I went back to my favorite surgeon after feeling a lump in my left chest wall.  After an ultrasound, and a biopsy, the unthinkable happened....a second DCIS diagnosis.  He said in 30 years of practice, I was only the third patient in which he had seen this kind of reoccurrence.  Neither of us could believe it was cancer again, in the less than 1% residual breast tissue left in my body! I had another lumpectomy on February 23 and underwent six weeks (28 consecutive treatments) of daily radiation therapy.

During the final days of radiation, at a regularly scheduled follow-up appointment with my oncologist, he located a prominent lump under my left axilla.  I went in for a PET scan on May 2, 2011 and results seemed promising.  Radiation ended on May 4, 2011 and I went in for more surgery on May 5, 2011 for removal/frozen section of the new lump.  After removing 15 axillary lymph nodes my surgeons learned that 2 were completely devoid of lymphoid tissue, meaning the tumors totally replaced the nodes.  I have now been diagnosed with Stage 2 Metastatic Papillary Ductal Carcinoma.
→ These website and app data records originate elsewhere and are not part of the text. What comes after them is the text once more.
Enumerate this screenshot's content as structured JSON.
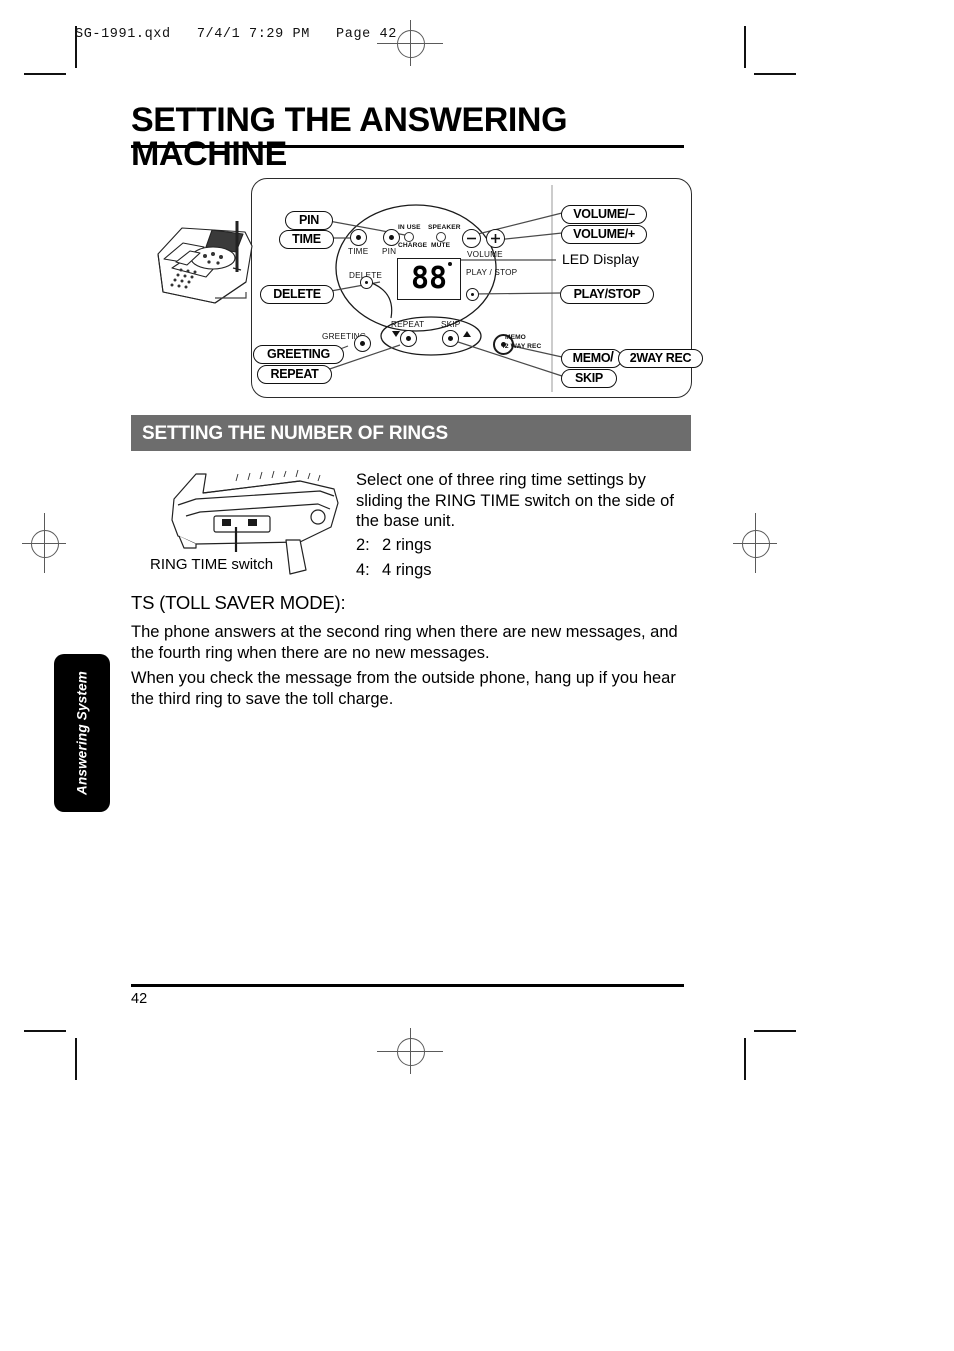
{
  "proof_header": "SG-1991.qxd   7/4/1 7:29 PM   Page 42",
  "chapter_title": "SETTING THE ANSWERING MACHINE",
  "section_band_title": "SETTING THE NUMBER OF RINGS",
  "diagram": {
    "callouts_left": [
      {
        "label": "PIN"
      },
      {
        "label": "TIME"
      },
      {
        "label": "DELETE"
      },
      {
        "label": "GREETING"
      },
      {
        "label": "REPEAT"
      }
    ],
    "callouts_right": [
      {
        "label": "VOLUME/–"
      },
      {
        "label": "VOLUME/+"
      },
      {
        "label": "LED Display"
      },
      {
        "label": "PLAY/STOP"
      },
      {
        "label": "MEMO"
      },
      {
        "label": "2WAY REC"
      },
      {
        "label": "SKIP"
      }
    ],
    "separator": "/",
    "panel_labels": {
      "time": "TIME",
      "pin": "PIN",
      "in_use": "IN USE",
      "charge": "CHARGE",
      "speaker": "SPEAKER",
      "mute": "MUTE",
      "volume": "VOLUME",
      "volume_minus": "–",
      "volume_plus": "+",
      "delete": "DELETE",
      "play_stop": "PLAY / STOP",
      "repeat": "REPEAT",
      "skip": "SKIP",
      "greeting": "GREETING",
      "memo": "MEMO",
      "two_way_rec": "/2 WAY REC"
    },
    "led_display_value": "88"
  },
  "ring_section": {
    "switch_caption": "RING TIME switch",
    "intro": "Select one of three ring time settings by sliding the RING TIME switch on the side of the base unit.",
    "options": [
      {
        "key": "2:",
        "text": "2 rings"
      },
      {
        "key": "4:",
        "text": "4 rings"
      }
    ]
  },
  "toll_saver": {
    "heading": "TS (TOLL SAVER MODE):",
    "paragraph1": "The phone answers at the second ring when there are new messages, and the fourth ring when there are no new messages.",
    "paragraph2": "When you check the message from the outside phone, hang up if you hear the third ring to save the toll charge."
  },
  "side_tab": {
    "label": "Answering System"
  },
  "footer": {
    "page_number": "42"
  }
}
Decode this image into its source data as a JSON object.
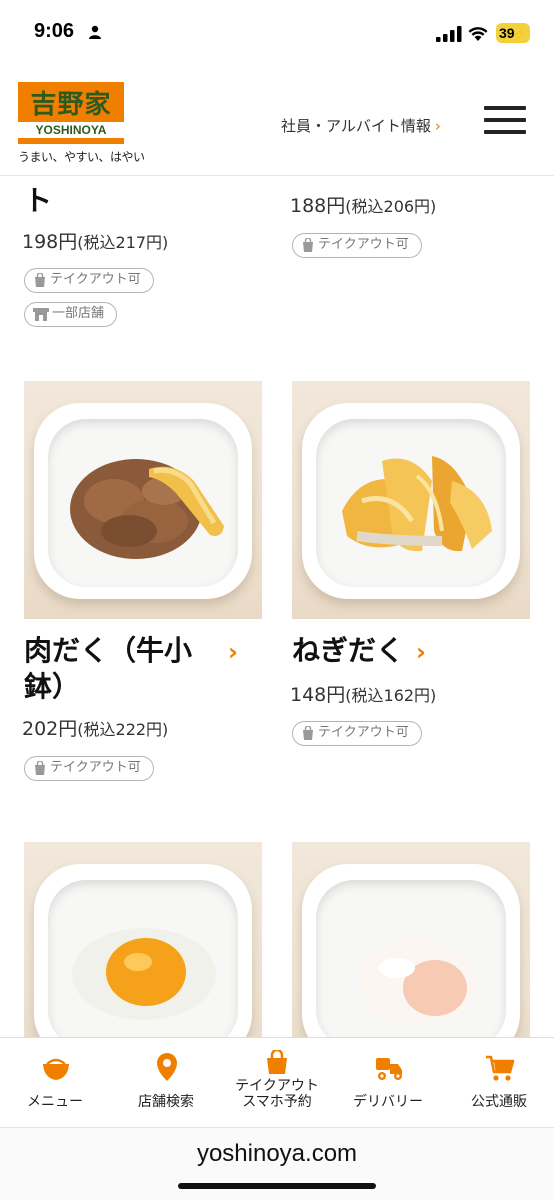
{
  "status_bar": {
    "time": "9:06",
    "battery": "39"
  },
  "header": {
    "logo_kanji": "吉野家",
    "logo_en": "YOSHINOYA",
    "tagline": "うまい、やすい、はやい",
    "recruit_link": "社員・アルバイト情報",
    "accent": "#f07f00",
    "icons": {
      "menu": "hamburger-icon",
      "link": "chevron-right-icon"
    }
  },
  "menu_items": [
    {
      "title": "ト",
      "price": "198円",
      "price_tax": "(税込217円)",
      "badges": [
        {
          "label": "テイクアウト可",
          "icon": "takeout-bag-icon"
        },
        {
          "label": "一部店舗",
          "icon": "store-icon"
        }
      ]
    },
    {
      "title": "",
      "price": "188円",
      "price_tax": "(税込206円)",
      "badges": [
        {
          "label": "テイクアウト可",
          "icon": "takeout-bag-icon"
        }
      ]
    },
    {
      "title_line1": "肉だく（牛小",
      "title_line2": "鉢）",
      "price": "202円",
      "price_tax": "(税込222円)",
      "badges": [
        {
          "label": "テイクアウト可",
          "icon": "takeout-bag-icon"
        }
      ]
    },
    {
      "title": "ねぎだく",
      "price": "148円",
      "price_tax": "(税込162円)",
      "badges": [
        {
          "label": "テイクアウト可",
          "icon": "takeout-bag-icon"
        }
      ]
    }
  ],
  "chevron": "›",
  "bottom_nav": [
    {
      "label": "メニュー",
      "icon": "bowl-icon"
    },
    {
      "label": "店舗検索",
      "icon": "location-pin-icon"
    },
    {
      "label_line1": "テイクアウト",
      "label_line2": "スマホ予約",
      "icon": "takeout-bag-icon"
    },
    {
      "label": "デリバリー",
      "icon": "delivery-bike-icon"
    },
    {
      "label": "公式通販",
      "icon": "cart-icon"
    }
  ],
  "browser": {
    "url": "yoshinoya.com"
  }
}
I have been thrown into a spinning whirlwind of questions, options, decisions, and circumstances.  My oncologist ordered Chemotherapy, that was originally scheduled to start the week of my 29th birthday (which is June 10). I flew right out to spend a week at MD Anderson Cancer Center for a second opinion regarding my treatment plan with Dr. Moulder, then flew straight from there to Dallas, TX for egg harvesting with the Sher Institute for Reproductive Medicine.  There is a 30% chance the chemo will send me into early menopause, and my ovaries will have ablated in the process so my oncologist insisted on these precautions. The procedure was successful, 25 little Byrd eggs were frozen on the day we flew home to GA.

 My mother is currently battling a marriage via commute- living with  me to help through the challenging times we are facing, and traveling to North Carolina whenever I have a "good day."  At the conclusion of this chapter, I will meet with my plastic surgeon about reconstruction yet again, due to the contraction of my implant.

Cancer is a scary predicament.  It makes you evaluate and reevaluate every aspect of your life.  Lessons are learned, research is commenced, and advice is received.  I am so thankful for all of the information and literature that helped me knowledgeably face my treatments and procedures. I also appreciate the copius amounts of love and support that have been poured out, and just keep pouring...
Thank you for reading my story...